• [Data records]
++++++++++++++++++++

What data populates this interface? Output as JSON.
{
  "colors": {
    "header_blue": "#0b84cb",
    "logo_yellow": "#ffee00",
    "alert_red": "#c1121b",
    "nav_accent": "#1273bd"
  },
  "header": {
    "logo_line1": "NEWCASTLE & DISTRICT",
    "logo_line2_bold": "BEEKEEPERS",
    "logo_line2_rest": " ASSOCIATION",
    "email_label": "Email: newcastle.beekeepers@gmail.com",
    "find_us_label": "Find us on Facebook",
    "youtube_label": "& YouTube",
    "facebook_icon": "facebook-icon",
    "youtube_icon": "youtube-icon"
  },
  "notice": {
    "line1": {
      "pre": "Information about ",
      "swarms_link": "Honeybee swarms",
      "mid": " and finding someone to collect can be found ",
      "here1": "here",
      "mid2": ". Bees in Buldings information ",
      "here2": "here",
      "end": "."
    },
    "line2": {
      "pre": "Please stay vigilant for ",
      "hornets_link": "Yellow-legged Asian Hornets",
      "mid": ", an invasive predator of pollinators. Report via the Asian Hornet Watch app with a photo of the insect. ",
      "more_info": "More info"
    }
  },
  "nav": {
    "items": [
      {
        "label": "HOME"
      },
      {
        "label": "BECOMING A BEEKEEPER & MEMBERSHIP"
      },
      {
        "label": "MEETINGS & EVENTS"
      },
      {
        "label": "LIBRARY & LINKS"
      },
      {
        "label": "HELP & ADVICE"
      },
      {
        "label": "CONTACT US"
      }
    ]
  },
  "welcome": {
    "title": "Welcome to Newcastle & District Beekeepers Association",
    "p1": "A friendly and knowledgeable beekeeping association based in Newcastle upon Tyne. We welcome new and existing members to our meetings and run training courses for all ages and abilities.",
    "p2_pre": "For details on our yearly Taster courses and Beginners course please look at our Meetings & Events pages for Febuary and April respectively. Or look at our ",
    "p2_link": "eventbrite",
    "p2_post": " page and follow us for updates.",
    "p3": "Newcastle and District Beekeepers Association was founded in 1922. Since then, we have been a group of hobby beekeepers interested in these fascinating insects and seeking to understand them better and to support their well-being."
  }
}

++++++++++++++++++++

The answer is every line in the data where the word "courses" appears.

• [Solved problem]
    "p1": "A friendly and knowledgeable beekeeping association based in Newcastle upon Tyne. We welcome new and existing members to our meetings and run training courses for all ages and abilities.",
    "p2_pre": "For details on our yearly Taster courses and Beginners course please look at our Meetings & Events pages for Febuary and April respectively. Or look at our ",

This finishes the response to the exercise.